Alan grows increasingly uncomfortable, eventually acting on it by physically attacking Emery, altering the celebratory mood. But it is Harold’s entrance that has the most profound effect on the dynamics. Quinto, who had big heels to fill considering how unforgettable the late Leonard Frey was as the original Harold, does an admirable job with the role. 

Not long after dinner, cake, the unwrapping of gifts, and a lot of alcohol and pot consumption, “The Boys in the Band,” changes its tune. Michael initiates a party game that will leave the participants, as well as the audience, reeling and gasping. The guests get points for calling the one person they truly loved and telling them so. 

This leads to the movie’s most difficult section as each participant agonizes over the experience. This unpleasantness leads to them eventually picking each other apart, publicly humiliating each other for their shortcomings. Michael’s reputation for living beyond his means and dodging bill collectors, as well as his alcoholism. Harold’s pockmarked skin and his affinity for pot. The way Bernard tolerates overt racism, especially from Emery. Emery’s OTT queenliness, and so on.  

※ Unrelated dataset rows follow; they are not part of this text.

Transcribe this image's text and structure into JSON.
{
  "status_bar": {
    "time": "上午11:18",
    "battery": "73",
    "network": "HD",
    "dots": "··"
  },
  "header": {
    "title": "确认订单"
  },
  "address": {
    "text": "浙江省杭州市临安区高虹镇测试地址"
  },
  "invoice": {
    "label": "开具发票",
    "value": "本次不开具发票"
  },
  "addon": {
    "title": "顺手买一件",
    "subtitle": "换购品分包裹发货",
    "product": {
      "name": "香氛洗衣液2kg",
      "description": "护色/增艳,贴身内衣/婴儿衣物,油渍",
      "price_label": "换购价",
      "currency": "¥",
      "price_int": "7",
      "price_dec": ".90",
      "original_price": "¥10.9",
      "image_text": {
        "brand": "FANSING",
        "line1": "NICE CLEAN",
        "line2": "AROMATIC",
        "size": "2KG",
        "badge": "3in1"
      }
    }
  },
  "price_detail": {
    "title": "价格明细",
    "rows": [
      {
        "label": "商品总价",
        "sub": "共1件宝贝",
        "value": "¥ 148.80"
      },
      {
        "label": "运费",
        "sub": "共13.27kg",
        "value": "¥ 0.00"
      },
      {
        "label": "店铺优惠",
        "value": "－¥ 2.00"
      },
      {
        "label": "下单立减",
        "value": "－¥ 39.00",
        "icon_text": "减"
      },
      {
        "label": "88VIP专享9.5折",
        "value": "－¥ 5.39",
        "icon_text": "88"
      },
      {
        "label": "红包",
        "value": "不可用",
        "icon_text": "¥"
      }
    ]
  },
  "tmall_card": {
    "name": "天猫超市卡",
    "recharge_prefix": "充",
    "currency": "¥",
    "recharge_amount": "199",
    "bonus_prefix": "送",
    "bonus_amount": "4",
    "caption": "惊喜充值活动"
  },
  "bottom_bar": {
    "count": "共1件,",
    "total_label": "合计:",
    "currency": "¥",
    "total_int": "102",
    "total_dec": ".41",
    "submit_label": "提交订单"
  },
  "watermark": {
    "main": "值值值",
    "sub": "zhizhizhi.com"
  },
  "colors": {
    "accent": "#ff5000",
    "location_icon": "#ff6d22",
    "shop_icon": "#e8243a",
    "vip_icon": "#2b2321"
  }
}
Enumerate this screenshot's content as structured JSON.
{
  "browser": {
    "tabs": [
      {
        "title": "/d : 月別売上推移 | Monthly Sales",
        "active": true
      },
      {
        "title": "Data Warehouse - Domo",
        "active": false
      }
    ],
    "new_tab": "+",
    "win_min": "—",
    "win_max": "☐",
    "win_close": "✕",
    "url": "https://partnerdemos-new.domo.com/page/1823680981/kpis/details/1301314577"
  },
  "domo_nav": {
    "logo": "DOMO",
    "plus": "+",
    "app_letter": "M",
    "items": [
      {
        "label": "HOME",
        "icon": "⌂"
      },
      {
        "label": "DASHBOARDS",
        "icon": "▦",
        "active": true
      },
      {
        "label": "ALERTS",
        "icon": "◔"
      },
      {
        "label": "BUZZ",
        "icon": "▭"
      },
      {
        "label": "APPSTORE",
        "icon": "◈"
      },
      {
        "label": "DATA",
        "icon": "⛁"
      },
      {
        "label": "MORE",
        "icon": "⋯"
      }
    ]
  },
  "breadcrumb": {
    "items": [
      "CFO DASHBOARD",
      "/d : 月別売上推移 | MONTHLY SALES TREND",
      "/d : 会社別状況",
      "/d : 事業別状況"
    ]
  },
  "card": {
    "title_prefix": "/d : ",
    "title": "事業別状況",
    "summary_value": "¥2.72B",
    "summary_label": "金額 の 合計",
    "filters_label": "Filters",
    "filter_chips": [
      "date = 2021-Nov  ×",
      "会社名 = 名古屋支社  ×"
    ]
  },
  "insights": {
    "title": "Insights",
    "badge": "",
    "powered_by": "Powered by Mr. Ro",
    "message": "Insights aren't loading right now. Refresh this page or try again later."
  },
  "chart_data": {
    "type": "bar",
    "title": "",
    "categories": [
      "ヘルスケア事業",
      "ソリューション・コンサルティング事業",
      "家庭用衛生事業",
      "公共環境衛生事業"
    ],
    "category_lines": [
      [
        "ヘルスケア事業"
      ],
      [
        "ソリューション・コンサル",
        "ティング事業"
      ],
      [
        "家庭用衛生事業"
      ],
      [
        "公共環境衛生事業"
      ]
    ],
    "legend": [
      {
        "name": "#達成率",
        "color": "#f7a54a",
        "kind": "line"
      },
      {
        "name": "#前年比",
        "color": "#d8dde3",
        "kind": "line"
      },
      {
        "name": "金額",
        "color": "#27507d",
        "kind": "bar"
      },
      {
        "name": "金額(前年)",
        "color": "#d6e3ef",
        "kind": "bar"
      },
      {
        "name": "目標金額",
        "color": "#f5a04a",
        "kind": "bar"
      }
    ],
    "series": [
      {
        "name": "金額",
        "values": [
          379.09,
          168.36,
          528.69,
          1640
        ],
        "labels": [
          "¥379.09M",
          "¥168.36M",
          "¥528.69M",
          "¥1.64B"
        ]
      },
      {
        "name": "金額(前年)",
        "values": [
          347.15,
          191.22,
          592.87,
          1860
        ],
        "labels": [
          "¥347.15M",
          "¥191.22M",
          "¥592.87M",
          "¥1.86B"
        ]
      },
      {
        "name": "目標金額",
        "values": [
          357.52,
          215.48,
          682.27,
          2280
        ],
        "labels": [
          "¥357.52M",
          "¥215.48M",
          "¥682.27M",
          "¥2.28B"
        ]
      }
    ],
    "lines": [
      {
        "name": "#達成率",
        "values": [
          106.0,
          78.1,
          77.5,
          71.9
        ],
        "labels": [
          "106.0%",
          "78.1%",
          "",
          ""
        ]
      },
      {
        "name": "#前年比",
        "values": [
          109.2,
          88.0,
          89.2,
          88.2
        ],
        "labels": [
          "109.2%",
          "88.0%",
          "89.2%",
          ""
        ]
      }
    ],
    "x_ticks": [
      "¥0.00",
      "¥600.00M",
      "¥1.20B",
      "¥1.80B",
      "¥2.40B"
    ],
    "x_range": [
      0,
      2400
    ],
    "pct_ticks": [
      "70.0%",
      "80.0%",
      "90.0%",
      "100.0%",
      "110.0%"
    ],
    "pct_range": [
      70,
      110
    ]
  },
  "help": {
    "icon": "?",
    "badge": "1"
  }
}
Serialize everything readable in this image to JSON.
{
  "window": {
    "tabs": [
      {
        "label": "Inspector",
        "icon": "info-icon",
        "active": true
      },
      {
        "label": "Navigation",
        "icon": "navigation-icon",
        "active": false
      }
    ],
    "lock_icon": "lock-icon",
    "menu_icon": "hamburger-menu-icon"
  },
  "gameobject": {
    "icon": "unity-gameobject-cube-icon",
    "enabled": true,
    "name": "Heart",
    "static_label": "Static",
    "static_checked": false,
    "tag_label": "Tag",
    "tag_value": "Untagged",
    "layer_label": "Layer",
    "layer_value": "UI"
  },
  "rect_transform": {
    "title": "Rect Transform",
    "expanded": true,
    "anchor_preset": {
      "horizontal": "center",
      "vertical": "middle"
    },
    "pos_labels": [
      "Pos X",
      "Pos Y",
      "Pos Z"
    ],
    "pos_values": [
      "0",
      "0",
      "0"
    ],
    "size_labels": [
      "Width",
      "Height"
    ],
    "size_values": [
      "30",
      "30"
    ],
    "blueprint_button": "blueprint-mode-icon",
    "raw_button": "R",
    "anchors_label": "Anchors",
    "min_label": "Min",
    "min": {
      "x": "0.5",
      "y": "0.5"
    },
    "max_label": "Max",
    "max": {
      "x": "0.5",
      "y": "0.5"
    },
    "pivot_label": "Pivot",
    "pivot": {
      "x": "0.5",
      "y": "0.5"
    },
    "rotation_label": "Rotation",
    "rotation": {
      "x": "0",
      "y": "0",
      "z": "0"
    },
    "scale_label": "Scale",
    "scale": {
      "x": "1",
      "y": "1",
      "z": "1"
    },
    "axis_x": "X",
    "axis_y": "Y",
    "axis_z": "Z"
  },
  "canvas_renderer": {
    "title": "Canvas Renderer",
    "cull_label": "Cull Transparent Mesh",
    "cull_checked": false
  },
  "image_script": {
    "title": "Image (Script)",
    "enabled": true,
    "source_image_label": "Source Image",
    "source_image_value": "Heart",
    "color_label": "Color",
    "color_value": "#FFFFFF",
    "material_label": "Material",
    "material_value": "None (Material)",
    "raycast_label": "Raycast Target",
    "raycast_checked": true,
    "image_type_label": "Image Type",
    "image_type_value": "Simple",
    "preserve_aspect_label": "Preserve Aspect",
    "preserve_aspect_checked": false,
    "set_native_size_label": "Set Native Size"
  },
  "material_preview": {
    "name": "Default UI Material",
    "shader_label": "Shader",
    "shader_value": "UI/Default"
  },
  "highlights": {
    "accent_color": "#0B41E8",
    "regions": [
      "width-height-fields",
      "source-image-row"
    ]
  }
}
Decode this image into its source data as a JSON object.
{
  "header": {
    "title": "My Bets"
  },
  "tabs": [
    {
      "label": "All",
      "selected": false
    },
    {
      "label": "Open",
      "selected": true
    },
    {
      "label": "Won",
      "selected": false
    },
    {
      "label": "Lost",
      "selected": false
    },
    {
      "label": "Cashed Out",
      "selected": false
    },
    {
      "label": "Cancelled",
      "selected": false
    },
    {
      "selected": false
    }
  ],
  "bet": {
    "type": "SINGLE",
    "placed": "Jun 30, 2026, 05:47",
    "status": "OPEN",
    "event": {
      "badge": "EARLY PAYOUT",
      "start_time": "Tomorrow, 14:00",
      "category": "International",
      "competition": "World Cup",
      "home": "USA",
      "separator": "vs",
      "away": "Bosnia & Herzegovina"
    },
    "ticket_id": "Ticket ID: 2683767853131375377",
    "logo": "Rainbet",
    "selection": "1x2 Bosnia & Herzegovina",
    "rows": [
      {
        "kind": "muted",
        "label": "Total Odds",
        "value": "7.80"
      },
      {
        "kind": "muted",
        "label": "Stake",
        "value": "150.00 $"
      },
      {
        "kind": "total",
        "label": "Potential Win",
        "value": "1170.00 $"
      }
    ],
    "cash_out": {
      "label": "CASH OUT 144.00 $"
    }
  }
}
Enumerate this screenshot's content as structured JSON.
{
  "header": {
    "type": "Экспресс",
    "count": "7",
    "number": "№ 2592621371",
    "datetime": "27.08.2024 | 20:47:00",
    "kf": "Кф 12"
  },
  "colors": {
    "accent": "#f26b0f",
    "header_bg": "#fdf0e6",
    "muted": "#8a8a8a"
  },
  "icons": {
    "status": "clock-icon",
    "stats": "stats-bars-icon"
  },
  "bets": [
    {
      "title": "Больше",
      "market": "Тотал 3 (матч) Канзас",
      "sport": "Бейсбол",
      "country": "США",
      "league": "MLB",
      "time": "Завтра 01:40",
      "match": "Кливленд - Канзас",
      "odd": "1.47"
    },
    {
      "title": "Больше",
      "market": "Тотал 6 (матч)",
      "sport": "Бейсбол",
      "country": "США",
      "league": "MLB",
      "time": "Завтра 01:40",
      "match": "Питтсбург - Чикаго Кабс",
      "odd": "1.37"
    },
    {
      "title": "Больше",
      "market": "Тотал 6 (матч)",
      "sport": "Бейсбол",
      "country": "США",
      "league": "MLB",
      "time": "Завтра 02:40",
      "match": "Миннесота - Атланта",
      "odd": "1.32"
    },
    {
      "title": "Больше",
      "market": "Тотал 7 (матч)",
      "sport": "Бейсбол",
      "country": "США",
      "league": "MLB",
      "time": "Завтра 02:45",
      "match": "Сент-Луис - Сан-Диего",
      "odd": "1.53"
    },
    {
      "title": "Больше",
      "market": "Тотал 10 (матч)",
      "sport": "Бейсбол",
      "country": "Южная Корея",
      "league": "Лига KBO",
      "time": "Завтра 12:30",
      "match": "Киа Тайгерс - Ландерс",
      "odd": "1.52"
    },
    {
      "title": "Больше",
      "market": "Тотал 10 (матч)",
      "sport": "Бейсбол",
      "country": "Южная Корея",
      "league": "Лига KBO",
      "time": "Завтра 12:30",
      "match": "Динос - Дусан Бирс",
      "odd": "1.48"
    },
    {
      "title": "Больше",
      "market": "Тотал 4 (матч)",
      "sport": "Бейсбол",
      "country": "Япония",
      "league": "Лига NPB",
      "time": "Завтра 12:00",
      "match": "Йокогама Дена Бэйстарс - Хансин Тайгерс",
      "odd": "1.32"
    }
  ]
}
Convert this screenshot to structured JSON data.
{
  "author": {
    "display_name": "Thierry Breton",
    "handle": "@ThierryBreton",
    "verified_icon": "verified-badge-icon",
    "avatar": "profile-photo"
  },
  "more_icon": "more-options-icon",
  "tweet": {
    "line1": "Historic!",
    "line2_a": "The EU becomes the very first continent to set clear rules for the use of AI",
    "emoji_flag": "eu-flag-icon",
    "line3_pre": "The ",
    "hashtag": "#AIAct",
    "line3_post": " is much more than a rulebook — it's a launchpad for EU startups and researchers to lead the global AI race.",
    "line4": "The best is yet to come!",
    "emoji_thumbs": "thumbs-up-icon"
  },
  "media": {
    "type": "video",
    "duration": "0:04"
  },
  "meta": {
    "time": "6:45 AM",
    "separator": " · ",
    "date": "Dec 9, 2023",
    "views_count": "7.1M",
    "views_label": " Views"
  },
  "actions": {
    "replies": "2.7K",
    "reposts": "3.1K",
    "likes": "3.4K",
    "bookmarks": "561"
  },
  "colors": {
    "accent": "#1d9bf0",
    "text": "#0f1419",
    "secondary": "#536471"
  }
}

Anyone familiar with the movie version from 50 years ago will notice some nuanced differences. Michael’s apartment, for example, and the spiral staircase. Additionally, the early, intimate interactions between Michael and Donald indicate that Michael was deeply in love with him, something that was less evident previously. Parsons also brings out Michael’s Southern-ness (Crowley was from Mississippi), especially in the racially oriented scenes. The flashbacks incorporated into the party game portion flesh out some of the backstories. Also, the post-party sequence, including a passionate same-sex kiss between Hank and Larry, attempts to tack a happier ending on the characters’ wreckage and is an interesting addition. 

Rating: B 

Screen Savor is a weekly column from SFGN’s film critic Gregg Shapiro. Shapiro is an entertainment journalist, whose interviews and reviews run in regional LGBT and mainstream media outlets. Shapiro is the author of seven books including the 2019 chapbooks, Sunshine State and More Poems About Buildings and Food. Shapiro lives in Fort Lauderdale, Florida with his husband Rick and their dog Coco.